| Page and application data records |
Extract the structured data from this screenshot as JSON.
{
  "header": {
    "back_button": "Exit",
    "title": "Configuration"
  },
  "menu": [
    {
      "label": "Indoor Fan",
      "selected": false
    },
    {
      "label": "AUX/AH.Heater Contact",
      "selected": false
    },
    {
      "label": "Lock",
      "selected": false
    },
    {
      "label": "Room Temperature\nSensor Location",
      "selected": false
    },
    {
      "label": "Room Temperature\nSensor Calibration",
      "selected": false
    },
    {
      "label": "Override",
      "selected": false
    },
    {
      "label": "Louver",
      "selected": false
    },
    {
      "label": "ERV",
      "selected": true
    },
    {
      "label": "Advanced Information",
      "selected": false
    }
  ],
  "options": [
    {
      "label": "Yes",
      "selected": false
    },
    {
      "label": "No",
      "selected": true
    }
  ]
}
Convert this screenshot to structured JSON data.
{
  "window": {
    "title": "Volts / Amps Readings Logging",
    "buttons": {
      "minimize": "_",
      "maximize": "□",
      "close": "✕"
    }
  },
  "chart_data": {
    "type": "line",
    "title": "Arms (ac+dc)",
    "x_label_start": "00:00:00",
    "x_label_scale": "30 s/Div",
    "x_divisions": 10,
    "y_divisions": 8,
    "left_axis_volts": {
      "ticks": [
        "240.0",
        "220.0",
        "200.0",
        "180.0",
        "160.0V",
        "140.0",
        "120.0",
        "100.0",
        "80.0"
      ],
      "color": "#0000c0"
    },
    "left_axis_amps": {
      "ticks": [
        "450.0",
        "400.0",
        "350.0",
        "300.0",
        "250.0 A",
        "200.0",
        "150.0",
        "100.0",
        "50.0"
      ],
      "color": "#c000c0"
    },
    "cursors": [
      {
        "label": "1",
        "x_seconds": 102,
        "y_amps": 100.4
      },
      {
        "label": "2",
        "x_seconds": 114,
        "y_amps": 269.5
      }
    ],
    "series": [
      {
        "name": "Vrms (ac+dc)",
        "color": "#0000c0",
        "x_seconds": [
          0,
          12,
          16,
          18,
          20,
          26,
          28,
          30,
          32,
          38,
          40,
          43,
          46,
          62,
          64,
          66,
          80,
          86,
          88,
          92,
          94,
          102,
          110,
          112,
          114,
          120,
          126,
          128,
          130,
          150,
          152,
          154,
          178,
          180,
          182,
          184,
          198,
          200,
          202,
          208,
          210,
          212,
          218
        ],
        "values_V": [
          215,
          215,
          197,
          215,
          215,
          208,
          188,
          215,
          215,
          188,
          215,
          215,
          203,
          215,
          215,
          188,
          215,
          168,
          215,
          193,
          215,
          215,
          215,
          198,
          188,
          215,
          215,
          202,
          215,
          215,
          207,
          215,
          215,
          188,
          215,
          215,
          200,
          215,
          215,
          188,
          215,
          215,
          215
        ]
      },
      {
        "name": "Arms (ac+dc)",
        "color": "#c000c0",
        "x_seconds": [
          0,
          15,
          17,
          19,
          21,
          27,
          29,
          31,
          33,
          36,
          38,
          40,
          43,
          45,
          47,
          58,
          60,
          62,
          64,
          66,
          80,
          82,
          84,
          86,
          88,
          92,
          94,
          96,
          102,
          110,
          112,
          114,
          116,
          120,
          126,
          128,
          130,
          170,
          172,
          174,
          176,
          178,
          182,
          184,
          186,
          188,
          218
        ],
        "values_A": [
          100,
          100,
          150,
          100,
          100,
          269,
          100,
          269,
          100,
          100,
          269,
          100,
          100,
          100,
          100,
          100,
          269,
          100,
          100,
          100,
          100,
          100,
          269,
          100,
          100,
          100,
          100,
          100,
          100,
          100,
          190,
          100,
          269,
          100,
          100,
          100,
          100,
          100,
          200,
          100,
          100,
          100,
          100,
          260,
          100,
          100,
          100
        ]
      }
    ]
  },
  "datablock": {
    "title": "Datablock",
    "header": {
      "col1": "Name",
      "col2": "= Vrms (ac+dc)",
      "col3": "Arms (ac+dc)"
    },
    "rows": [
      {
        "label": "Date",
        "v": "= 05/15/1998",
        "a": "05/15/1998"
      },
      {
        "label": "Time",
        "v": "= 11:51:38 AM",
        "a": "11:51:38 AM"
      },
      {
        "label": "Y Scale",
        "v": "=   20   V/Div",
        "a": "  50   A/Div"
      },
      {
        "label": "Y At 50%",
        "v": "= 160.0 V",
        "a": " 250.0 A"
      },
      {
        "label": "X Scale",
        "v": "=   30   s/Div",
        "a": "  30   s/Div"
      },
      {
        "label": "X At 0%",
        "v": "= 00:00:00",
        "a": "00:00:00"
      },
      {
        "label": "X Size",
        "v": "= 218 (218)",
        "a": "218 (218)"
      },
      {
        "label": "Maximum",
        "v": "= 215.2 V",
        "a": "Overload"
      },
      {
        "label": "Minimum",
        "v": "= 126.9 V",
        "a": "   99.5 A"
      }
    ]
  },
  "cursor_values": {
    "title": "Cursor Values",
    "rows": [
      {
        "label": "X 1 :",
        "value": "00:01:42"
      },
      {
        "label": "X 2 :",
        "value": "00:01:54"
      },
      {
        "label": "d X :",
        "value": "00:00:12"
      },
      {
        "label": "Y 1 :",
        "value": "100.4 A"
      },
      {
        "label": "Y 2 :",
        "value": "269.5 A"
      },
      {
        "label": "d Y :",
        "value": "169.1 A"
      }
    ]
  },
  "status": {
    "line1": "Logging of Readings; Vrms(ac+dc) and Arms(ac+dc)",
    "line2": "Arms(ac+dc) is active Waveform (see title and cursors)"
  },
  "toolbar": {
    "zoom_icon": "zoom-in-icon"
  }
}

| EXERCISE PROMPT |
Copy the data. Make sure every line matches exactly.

| EXPECTED ANSWER |
Extract the structured data from this screenshot as JSON.
{
  "header": {
    "back_button": "Exit",
    "title": "Configuration"
  },
  "menu": [
    {
      "label": "Indoor Fan",
      "selected": false
    },
    {
      "label": "AUX/AH.Heater Contact",
      "selected": false
    },
    {
      "label": "Lock",
      "selected": false
    },
    {
      "label": "Room Temperature\nSensor Location",
      "selected": false
    },
    {
      "label": "Room Temperature\nSensor Calibration",
      "selected": false
    },
    {
      "label": "Override",
      "selected": false
    },
    {
      "label": "Louver",
      "selected": false
    },
    {
      "label": "ERV",
      "selected": true
    },
    {
      "label": "Advanced Information",
      "selected": false
    }
  ],
  "options": [
    {
      "label": "Yes",
      "selected": false
    },
    {
      "label": "No",
      "selected": true
    }
  ]
}
Convert this screenshot to structured JSON data.
{
  "window": {
    "title": "Volts / Amps Readings Logging",
    "buttons": {
      "minimize": "_",
      "maximize": "□",
      "close": "✕"
    }
  },
  "chart_data": {
    "type": "line",
    "title": "Arms (ac+dc)",
    "x_label_start": "00:00:00",
    "x_label_scale": "30 s/Div",
    "x_divisions": 10,
    "y_divisions": 8,
    "left_axis_volts": {
      "ticks": [
        "240.0",
        "220.0",
        "200.0",
        "180.0",
        "160.0V",
        "140.0",
        "120.0",
        "100.0",
        "80.0"
      ],
      "color": "#0000c0"
    },
    "left_axis_amps": {
      "ticks": [
        "450.0",
        "400.0",
        "350.0",
        "300.0",
        "250.0 A",
        "200.0",
        "150.0",
        "100.0",
        "50.0"
      ],
      "color": "#c000c0"
    },
    "cursors": [
      {
        "label": "1",
        "x_seconds": 102,
        "y_amps": 100.4
      },
      {
        "label": "2",
        "x_seconds": 114,
        "y_amps": 269.5
      }
    ],
    "series": [
      {
        "name": "Vrms (ac+dc)",
        "color": "#0000c0",
        "x_seconds": [
          0,
          12,
          16,
          18,
          20,
          26,
          28,
          30,
          32,
          38,
          40,
          43,
          46,
          62,
          64,
          66,
          80,
          86,
          88,
          92,
          94,
          102,
          110,
          112,
          114,
          120,
          126,
          128,
          130,
          150,
          152,
          154,
          178,
          180,
          182,
          184,
          198,
          200,
          202,
          208,
          210,
          212,
          218
        ],
        "values_V": [
          215,
          215,
          197,
          215,
          215,
          208,
          188,
          215,
          215,
          188,
          215,
          215,
          203,
          215,
          215,
          188,
          215,
          168,
          215,
          193,
          215,
          215,
          215,
          198,
          188,
          215,
          215,
          202,
          215,
          215,
          207,
          215,
          215,
          188,
          215,
          215,
          200,
          215,
          215,
          188,
          215,
          215,
          215
        ]
      },
      {
        "name": "Arms (ac+dc)",
        "color": "#c000c0",
        "x_seconds": [
          0,
          15,
          17,
          19,
          21,
          27,
          29,
          31,
          33,
          36,
          38,
          40,
          43,
          45,
          47,
          58,
          60,
          62,
          64,
          66,
          80,
          82,
          84,
          86,
          88,
          92,
          94,
          96,
          102,
          110,
          112,
          114,
          116,
          120,
          126,
          128,
          130,
          170,
          172,
          174,
          176,
          178,
          182,
          184,
          186,
          188,
          218
        ],
        "values_A": [
          100,
          100,
          150,
          100,
          100,
          269,
          100,
          269,
          100,
          100,
          269,
          100,
          100,
          100,
          100,
          100,
          269,
          100,
          100,
          100,
          100,
          100,
          269,
          100,
          100,
          100,
          100,
          100,
          100,
          100,
          190,
          100,
          269,
          100,
          100,
          100,
          100,
          100,
          200,
          100,
          100,
          100,
          100,
          260,
          100,
          100,
          100
        ]
      }
    ]
  },
  "datablock": {
    "title": "Datablock",
    "header": {
      "col1": "Name",
      "col2": "= Vrms (ac+dc)",
      "col3": "Arms (ac+dc)"
    },
    "rows": [
      {
        "label": "Date",
        "v": "= 05/15/1998",
        "a": "05/15/1998"
      },
      {
        "label": "Time",
        "v": "= 11:51:38 AM",
        "a": "11:51:38 AM"
      },
      {
        "label": "Y Scale",
        "v": "=   20   V/Div",
        "a": "  50   A/Div"
      },
      {
        "label": "Y At 50%",
        "v": "= 160.0 V",
        "a": " 250.0 A"
      },
      {
        "label": "X Scale",
        "v": "=   30   s/Div",
        "a": "  30   s/Div"
      },
      {
        "label": "X At 0%",
        "v": "= 00:00:00",
        "a": "00:00:00"
      },
      {
        "label": "X Size",
        "v": "= 218 (218)",
        "a": "218 (218)"
      },
      {
        "label": "Maximum",
        "v": "= 215.2 V",
        "a": "Overload"
      },
      {
        "label": "Minimum",
        "v": "= 126.9 V",
        "a": "   99.5 A"
      }
    ]
  },
  "cursor_values": {
    "title": "Cursor Values",
    "rows": [
      {
        "label": "X 1 :",
        "value": "00:01:42"
      },
      {
        "label": "X 2 :",
        "value": "00:01:54"
      },
      {
        "label": "d X :",
        "value": "00:00:12"
      },
      {
        "label": "Y 1 :",
        "value": "100.4 A"
      },
      {
        "label": "Y 2 :",
        "value": "269.5 A"
      },
      {
        "label": "d Y :",
        "value": "169.1 A"
      }
    ]
  },
  "status": {
    "line1": "Logging of Readings; Vrms(ac+dc) and Arms(ac+dc)",
    "line2": "Arms(ac+dc) is active Waveform (see title and cursors)"
  },
  "toolbar": {
    "zoom_icon": "zoom-in-icon"
  }
}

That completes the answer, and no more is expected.